Welcome to the first Conversation where Pat Berberich, Lynn Santamaría and Cristina Santamaría Graff discuss what it means to be “Becoming” as we talk about our life purpose as well as the way in which we attempt to align mind, body, and spirit. The PowerPoint provides a layout of our conversation as well as the structure of the discussion. The videos capture our introduction to Becoming (Joy), our group name (and YouTube Channel), and our beginning conversation about what it means to “Become” who we are. Not recorded is the follow-up conversation where we invite individuals to participate in deeper discussion about specific topics.
For those interested in learning more about this group, please contact us at: email@example.com
El Paso, Texas.
Dayton, Ohio. Two cities now forever interconnected in time to horrific acts of
violence originating in fear, perpetrated through hate, and executed with cold intent
to signal, exalt, and glorify a frightening narrative of dominance and dehumanization.
Every eyeful is a litany of blood, grief, and rage. I blink away headlines. Grocery
shopping is now a death wish. Venturing out with friends at night, an act of
If I allow it, fear
will swallow me. I have family in El Paso and Ohio. My parents, my brother’s
family, my husband’s family, and so many of our friends live in California.
Some live within a couple of hours of Gilroy. On my dad’s side of the family,
we are Mexican. We are light-, medium-brown-, and dark-skinned. We are born
here and are immigrants. We are walking targets for using our mother tongue,
for wearing Frida shirts… hell, just for breathing. Spaces we frequent become
traps. We might make a left instead of a right and catch a bullet in the
temple. When the narrative is death, there is no discrimination. The AK-47
becomes adrenaline. Every ‘head up’ is a game piece. It’s better just to lie
down, even if blanketed in your neighbor’s blood.
This fear is real and
is being stoked. If we allow ourselves, we will fall victims to the pervasive language
of fear that aims to further divide us, scare us into giving away our rights
and sovereignty, and prevent us from confronting the miasma of toxicity that
chokes our heart and leaves us hating ourselves, our lives, and those around
us. We need, so desperately, to crack our minds and hearts open like an egg and
wake up. We need to understand that our collective misery has been covertly constructed
to keep us from healing ourselves and finding love for others.
These words have
been incubating.
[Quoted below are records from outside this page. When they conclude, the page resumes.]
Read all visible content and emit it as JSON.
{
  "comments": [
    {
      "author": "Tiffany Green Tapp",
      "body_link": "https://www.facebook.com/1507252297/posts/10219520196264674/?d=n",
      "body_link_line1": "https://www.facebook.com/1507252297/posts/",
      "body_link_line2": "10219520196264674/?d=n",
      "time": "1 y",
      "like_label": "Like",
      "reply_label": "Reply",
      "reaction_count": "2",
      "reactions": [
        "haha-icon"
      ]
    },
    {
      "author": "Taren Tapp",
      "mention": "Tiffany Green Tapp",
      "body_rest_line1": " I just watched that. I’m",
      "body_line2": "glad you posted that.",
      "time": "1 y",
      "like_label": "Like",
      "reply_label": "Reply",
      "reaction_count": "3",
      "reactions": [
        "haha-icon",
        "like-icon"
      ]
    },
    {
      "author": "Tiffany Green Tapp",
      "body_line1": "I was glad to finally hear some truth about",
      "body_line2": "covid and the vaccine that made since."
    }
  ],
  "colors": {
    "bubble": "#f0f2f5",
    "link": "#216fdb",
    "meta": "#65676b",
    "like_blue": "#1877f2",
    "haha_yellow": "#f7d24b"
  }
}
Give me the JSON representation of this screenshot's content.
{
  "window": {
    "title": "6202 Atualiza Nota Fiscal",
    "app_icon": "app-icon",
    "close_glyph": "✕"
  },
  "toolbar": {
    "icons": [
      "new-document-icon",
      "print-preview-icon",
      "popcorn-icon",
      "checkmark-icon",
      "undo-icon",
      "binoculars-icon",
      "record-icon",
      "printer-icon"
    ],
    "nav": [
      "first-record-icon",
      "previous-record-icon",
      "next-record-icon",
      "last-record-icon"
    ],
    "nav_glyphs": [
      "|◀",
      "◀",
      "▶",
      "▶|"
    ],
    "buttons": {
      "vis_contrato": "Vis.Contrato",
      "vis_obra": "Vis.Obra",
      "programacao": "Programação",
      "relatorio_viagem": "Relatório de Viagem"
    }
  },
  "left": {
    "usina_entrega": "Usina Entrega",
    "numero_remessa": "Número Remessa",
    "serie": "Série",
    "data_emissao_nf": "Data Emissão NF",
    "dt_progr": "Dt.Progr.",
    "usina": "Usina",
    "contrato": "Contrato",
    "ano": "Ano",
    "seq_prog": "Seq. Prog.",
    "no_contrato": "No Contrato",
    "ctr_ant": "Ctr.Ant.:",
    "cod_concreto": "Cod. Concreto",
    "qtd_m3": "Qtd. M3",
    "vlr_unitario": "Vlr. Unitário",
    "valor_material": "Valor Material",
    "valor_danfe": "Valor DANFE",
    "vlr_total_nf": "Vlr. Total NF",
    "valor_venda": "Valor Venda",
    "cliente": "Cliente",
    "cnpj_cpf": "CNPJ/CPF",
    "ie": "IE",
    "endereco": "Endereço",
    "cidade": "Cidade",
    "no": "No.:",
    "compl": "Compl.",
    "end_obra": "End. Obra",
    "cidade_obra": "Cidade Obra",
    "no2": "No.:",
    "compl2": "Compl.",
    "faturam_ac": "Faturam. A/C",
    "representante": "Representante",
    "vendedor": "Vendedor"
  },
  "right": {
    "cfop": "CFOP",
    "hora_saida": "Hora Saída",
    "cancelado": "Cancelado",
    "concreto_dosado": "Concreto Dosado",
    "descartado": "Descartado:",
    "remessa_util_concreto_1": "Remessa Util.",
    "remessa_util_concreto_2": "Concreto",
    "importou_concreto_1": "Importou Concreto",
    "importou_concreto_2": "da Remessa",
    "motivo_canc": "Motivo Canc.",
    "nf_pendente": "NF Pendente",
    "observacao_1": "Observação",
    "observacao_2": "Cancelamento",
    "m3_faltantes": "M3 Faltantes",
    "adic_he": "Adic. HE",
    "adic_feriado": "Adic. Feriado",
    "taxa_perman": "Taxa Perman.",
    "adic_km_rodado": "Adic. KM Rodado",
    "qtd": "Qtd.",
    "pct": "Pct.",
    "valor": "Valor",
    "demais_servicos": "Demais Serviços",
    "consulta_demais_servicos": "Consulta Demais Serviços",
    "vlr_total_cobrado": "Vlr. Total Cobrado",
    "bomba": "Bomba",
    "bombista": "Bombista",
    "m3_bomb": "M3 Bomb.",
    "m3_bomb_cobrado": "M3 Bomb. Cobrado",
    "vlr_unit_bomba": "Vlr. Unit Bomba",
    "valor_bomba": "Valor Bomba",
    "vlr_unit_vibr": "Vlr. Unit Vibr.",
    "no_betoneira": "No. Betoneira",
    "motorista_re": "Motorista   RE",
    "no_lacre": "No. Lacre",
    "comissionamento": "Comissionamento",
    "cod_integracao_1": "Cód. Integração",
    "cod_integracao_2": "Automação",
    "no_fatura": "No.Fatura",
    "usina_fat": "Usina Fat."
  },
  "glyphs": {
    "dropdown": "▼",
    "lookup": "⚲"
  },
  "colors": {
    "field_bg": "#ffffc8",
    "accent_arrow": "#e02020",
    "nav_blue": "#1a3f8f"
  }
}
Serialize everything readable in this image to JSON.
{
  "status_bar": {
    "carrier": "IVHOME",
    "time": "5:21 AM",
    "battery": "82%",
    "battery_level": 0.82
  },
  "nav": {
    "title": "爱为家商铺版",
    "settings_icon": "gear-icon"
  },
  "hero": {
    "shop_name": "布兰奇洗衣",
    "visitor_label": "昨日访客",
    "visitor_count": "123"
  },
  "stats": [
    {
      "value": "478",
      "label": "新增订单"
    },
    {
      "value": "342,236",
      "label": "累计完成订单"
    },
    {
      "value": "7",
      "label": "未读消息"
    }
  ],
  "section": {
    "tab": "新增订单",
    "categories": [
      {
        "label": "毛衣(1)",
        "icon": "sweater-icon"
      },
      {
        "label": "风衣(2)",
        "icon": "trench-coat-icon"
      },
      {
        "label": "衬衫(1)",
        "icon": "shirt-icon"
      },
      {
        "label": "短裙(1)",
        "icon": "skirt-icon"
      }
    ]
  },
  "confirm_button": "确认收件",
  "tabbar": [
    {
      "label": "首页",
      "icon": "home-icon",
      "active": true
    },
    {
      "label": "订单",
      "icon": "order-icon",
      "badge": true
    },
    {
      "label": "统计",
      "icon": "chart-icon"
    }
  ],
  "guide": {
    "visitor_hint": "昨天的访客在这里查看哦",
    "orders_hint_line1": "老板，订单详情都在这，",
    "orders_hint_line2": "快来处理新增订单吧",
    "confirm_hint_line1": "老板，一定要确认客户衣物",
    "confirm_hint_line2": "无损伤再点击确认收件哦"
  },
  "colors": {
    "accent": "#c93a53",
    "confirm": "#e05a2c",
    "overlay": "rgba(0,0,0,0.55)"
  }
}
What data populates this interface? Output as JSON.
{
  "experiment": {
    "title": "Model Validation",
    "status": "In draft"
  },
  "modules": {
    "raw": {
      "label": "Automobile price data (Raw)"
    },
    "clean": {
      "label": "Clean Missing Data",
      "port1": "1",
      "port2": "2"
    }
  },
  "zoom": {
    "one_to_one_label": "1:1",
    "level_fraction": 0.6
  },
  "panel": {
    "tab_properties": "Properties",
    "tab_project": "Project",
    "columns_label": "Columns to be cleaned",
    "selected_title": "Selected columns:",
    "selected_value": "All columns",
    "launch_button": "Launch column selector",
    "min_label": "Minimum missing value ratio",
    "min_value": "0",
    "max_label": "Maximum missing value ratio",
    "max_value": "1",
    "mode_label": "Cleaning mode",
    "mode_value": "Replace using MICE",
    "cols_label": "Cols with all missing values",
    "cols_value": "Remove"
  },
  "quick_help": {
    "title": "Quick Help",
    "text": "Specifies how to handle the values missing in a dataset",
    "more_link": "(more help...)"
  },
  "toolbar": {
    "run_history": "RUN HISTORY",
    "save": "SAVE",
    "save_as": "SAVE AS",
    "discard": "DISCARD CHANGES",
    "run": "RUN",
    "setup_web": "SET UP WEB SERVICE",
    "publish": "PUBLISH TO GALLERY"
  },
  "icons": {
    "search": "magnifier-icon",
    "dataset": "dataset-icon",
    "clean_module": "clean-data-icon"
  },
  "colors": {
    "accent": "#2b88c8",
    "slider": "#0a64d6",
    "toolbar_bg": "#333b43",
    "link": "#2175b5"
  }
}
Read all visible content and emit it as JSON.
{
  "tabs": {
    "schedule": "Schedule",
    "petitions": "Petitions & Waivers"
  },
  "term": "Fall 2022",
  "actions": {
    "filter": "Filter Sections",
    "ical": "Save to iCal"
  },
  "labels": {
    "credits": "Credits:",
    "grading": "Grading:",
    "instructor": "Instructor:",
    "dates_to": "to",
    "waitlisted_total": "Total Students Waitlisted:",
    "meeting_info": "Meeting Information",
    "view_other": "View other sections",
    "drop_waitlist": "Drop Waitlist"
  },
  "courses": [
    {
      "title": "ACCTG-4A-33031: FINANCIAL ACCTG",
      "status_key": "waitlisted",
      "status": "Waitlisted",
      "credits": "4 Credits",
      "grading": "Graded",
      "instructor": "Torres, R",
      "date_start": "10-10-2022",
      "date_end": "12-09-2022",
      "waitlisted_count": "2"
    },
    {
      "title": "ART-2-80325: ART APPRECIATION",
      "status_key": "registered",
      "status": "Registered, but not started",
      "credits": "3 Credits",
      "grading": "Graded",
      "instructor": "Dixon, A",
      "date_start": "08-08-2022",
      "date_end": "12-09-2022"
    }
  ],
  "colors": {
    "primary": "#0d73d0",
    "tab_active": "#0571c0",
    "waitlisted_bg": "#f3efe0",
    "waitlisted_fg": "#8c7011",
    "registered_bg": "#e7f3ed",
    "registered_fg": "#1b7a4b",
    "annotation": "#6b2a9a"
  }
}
I have been compelled to respond to what I consider to be a
collective manifestation of mass dehumanization. For me, one main way the
dehumanization is perpetuated is through our politician’s empty rhetoric. There
are no genuine feelings of empathy when policy and practice continue to dictate
that human life figures less than weapons’ profit margins. But gun control is
not the focus here nor the intended story. Rather it is what Toni Morrison
refers to as the “systematic looting of language” or when language is used to
dehumanize and to disallow creativity and innovation for the purpose of limiting
our capabilities to co-create knowledge and “encourage the mutual exchange of ideas.”
She writes, “Oppressive language does more than represent violence; it is
violence.” I further contend that oppressive language is not only violence but is
a weapon skillfully used to annihilate our empathetic capabilities to feel for
one another as human beings. When sharpened over time, it is like a scalpel that
scrapes away or cuts out that which is determined to be ‘diseased.’ To harness
language against a group of people for the purpose of claiming power
over them is to deliberately strip them of their humanity. In doing so,
they become objects. Objects are easily removed, displaced, or thrown away. And,
if the soul is deeply clouded, no guilt is attached to this dispossession and
In waking up to the
news that Toni Morrison had died yesterday, my first thought was that she was
deliberately providing some balance to the scales. It felt as if her death was
a direct response to the mass shootings that were rooted in racial hatred.
Her death, to me, is a counternarrative against violence inflicted upon those who have been historically oppressed because of gender, color of skin, ability, religious-affiliation, and other markers of difference that contribute to the overarching prism of humanity. The timing of her passing feels like an exclamation point in reaction to the disingenuous platitudes of commiseration exercised in front of cameras and read off of teleprompters. Her death is a call for authentic discourse that recognizes that silence between open hearts speaks more loudly than hasty, fleshless words. Her counter urges resistance and the fight against “rousing language to keep citizens armed and arming; slaughtered and slaughtering.” Her death reminds us to stay steady through these violent times, to not yield to fear, and to love each other courageously – gripping hands together as we lead each other through the darkness.
Quotations by Toni Morrison were taken from her Nobel Lecture on December 7, 1993.